- Ancient Times: The island developed rapidly thanks to its mining activity and actively practiced democracy. At the period of the Persian Wars it became part of the Second Athenian Alliance along with the majority of the Cyclades. Afterwards the island came under the Romans and was used as a destination for political exiles.
- Medieval Times: The island came under the Venetian domination and experienced many improvements in terms of economic and cultural development. Imposing buildings were constructed in Chora, whereas the mines were reopened after 1000 years of inactivity, contributing greatly to the economical growth of the island.
- Ottoman Times: Serifos was conquered by the Turkish Empire and many pirates’ attacks began. The fortified castle in Chora and the monastery of Taxiarches were used by inhabitants for protection. The mines were closed once again, resulting in a dark period for the island. In 1821 Serifos participated in the Greek revolution and a few years later became part of the Greek state.
- Modern Times: The modern history of Serifos is mainly connected with the 1916 workers strike. On August 21st, 1916 the mines went into a massive strike demanding the establishment of the 40-hour workweek. Four workers and two police officers lost their lives on the violent incidents that took place in Megalo Livadi. Workers finally won their fight and the 40-hour workweek was officially agreed and signed, a commercial law still in place until today. The mines were shut down in 1965, and many residents left Serifos because they could no longer find work. Remnants of the mines still exist in Koutalas and Megalo Livadi. Today the island’s main source of economy is agriculture, fishing and tourism.
GASTRONOMY & LOCAL SPECIALTIES
- Cheese (mizithra, xinomizithra)
- Dried Tomatoes
- Honey-sesame bars wrapped in lemon leaves
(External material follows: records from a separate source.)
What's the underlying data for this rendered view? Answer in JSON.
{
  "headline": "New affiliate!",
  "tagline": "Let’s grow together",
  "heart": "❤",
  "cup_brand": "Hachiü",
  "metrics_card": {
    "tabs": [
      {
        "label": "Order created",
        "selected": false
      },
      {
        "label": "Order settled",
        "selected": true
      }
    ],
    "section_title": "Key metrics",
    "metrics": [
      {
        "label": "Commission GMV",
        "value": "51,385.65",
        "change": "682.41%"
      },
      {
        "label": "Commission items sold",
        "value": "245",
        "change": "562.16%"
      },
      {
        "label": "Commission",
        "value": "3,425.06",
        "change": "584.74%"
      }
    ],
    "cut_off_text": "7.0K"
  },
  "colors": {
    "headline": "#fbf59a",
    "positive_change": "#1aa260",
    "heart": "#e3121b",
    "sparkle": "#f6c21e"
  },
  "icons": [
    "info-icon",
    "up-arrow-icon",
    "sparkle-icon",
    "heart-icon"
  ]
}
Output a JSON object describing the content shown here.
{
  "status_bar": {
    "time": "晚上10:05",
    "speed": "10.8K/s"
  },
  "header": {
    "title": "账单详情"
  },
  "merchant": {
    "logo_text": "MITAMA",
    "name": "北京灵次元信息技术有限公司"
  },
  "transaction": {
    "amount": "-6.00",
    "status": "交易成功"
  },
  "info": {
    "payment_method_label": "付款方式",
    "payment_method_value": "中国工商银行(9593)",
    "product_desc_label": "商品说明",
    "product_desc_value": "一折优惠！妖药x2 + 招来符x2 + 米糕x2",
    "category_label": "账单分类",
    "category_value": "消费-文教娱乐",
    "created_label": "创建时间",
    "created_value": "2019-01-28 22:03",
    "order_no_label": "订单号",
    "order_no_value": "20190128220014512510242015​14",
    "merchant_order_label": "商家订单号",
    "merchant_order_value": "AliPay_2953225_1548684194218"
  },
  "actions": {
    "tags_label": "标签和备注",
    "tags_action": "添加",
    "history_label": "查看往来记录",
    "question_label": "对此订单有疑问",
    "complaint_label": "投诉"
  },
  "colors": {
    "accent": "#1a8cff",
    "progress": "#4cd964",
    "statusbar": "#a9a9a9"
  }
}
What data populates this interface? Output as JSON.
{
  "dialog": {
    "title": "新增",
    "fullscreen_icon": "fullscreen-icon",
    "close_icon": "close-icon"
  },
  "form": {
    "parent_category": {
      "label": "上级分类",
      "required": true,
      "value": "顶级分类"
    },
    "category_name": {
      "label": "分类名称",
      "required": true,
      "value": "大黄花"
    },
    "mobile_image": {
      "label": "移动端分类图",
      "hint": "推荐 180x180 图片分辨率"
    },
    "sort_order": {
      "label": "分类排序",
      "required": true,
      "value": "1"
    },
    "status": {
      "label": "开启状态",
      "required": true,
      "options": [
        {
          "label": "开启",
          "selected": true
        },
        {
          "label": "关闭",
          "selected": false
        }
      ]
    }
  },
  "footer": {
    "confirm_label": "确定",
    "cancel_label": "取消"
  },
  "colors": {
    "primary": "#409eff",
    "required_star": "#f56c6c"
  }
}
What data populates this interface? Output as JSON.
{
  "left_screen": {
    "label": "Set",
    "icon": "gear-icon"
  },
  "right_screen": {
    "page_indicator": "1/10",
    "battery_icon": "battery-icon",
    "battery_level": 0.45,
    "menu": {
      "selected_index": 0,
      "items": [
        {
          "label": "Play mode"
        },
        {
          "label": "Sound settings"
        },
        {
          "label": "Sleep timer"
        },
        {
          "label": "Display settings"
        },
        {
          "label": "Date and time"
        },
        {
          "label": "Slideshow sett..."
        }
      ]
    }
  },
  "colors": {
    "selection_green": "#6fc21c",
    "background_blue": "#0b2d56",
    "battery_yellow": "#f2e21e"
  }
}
- Local sausages
- Local wine
- Loutza (sun-baked pork with sun-dried tomatoes)
- Marathotiganites (fried funnel and cheese pancakes served with yogurt)
- Revithada (baked chickpeas)
- Souma (local raki)
EVENTS & FESTIVALS
Several religious festivals take place through the year in Serifos island to honor the local saints. They are organized by Ktitores (church property owners) who take care of the preparations, including food and wine which is complimentary to the visitors.
- Agia Eirini: is celebrated on May 5th at Koutalas
- Agioi Anargyri : is celebrated on July 1st at Kalavratsena and Galani
- Profitis Ilias: is celebrated on July 20th at Vounia and Xero Chorio
- Agia Paraskevi: is celebrated on July 26th at Chora and Galani
- Panagia Skopiani : is celebrated on August 14th
- Virgin Mary: is celebrated on August 15ht at Ramos, Skopous and on August 16th at Pyrgos.
- Agios Ioannis Prodromos: is celebrated on the August 29th at Sklavogiannis
- Agios Sostis: is celebrated September 7th at Agios Sostis beach
- Agia Thekla: is celebrated on September 23rd at Sclavogiannis
- Agiou Pneumatos: is celebrated at Mavra Voladia
- Serifos Sunset Race: are unique running events that take place every September around sunset in Serifos island.